• [GIVEN RECORDS]:

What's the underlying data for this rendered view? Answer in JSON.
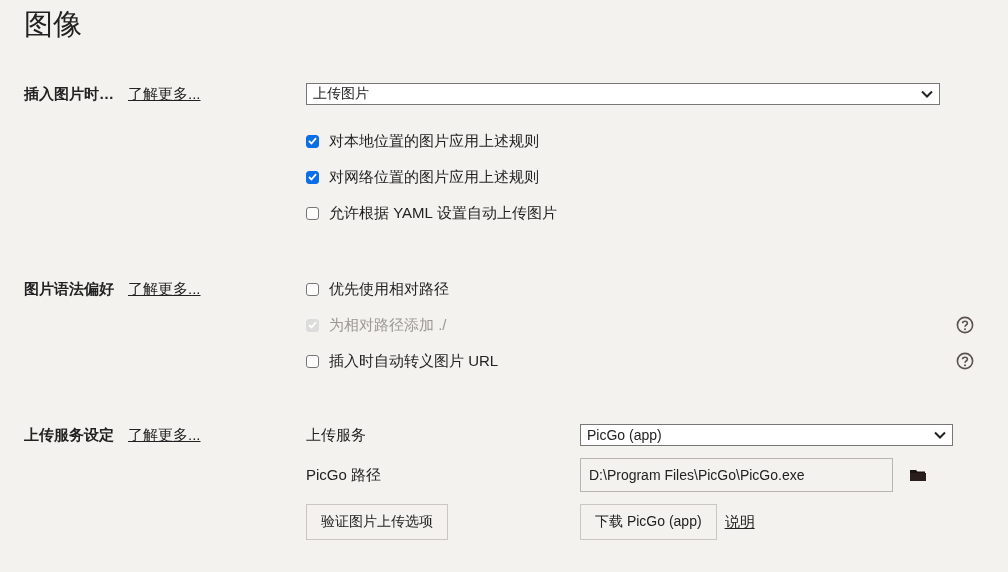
{
  "title": "图像",
  "sections": [
    {
      "kind": "insert",
      "label": "插入图片时…",
      "link": "了解更多...",
      "dropdown": {
        "value": "上传图片"
      },
      "options": [
        {
          "label": "对本地位置的图片应用上述规则",
          "checked": true,
          "disabled": false,
          "help": false
        },
        {
          "label": "对网络位置的图片应用上述规则",
          "checked": true,
          "disabled": false,
          "help": false
        },
        {
          "label": "允许根据 YAML 设置自动上传图片",
          "checked": false,
          "disabled": false,
          "help": false
        }
      ]
    },
    {
      "kind": "syntax",
      "label": "图片语法偏好",
      "link": "了解更多...",
      "options": [
        {
          "label": "优先使用相对路径",
          "checked": false,
          "disabled": false,
          "help": false
        },
        {
          "label": "为相对路径添加 ./",
          "checked": true,
          "disabled": true,
          "help": true
        },
        {
          "label": "插入时自动转义图片 URL",
          "checked": false,
          "disabled": false,
          "help": true
        }
      ]
    },
    {
      "kind": "upload",
      "label": "上传服务设定",
      "link": "了解更多...",
      "service_label": "上传服务",
      "service": {
        "value": "PicGo (app)"
      },
      "path_label": "PicGo 路径",
      "path": {
        "value": "D:\\Program Files\\PicGo\\PicGo.exe"
      },
      "verify_button": "验证图片上传选项",
      "download_button": "下载 PicGo (app)",
      "help_link": "说明"
    }
  ]
}
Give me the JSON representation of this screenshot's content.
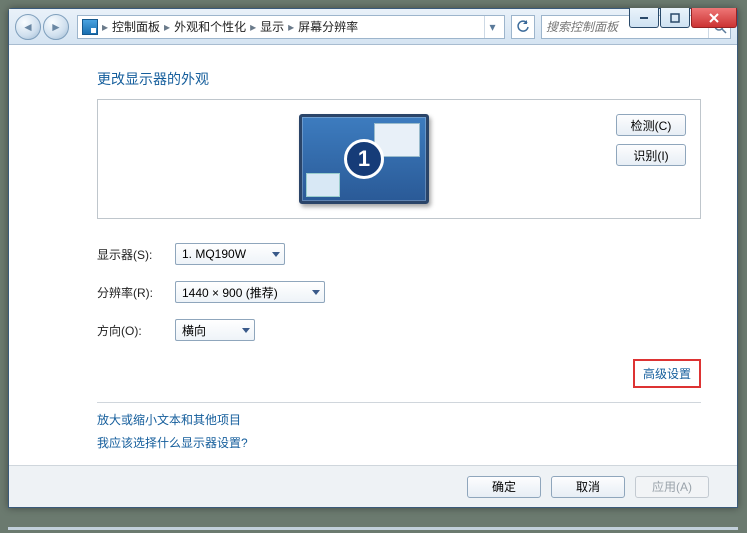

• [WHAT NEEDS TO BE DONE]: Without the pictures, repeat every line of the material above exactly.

• [PROBLEM SOLUTION]:
What's the underlying data for this rendered view? Answer in JSON.
{
  "title": "图像",
  "sections": [
    {
      "kind": "insert",
      "label": "插入图片时…",
      "link": "了解更多...",
      "dropdown": {
        "value": "上传图片"
      },
      "options": [
        {
          "label": "对本地位置的图片应用上述规则",
          "checked": true,
          "disabled": false,
          "help": false
        },
        {
          "label": "对网络位置的图片应用上述规则",
          "checked": true,
          "disabled": false,
          "help": false
        },
        {
          "label": "允许根据 YAML 设置自动上传图片",
          "checked": false,
          "disabled": false,
          "help": false
        }
      ]
    },
    {
      "kind": "syntax",
      "label": "图片语法偏好",
      "link": "了解更多...",
      "options": [
        {
          "label": "优先使用相对路径",
          "checked": false,
          "disabled": false,
          "help": false
        },
        {
          "label": "为相对路径添加 ./",
          "checked": true,
          "disabled": true,
          "help": true
        },
        {
          "label": "插入时自动转义图片 URL",
          "checked": false,
          "disabled": false,
          "help": true
        }
      ]
    },
    {
      "kind": "upload",
      "label": "上传服务设定",
      "link": "了解更多...",
      "service_label": "上传服务",
      "service": {
        "value": "PicGo (app)"
      },
      "path_label": "PicGo 路径",
      "path": {
        "value": "D:\\Program Files\\PicGo\\PicGo.exe"
      },
      "verify_button": "验证图片上传选项",
      "download_button": "下载 PicGo (app)",
      "help_link": "说明"
    }
  ]
}
Give me the JSON representation of this screenshot's content.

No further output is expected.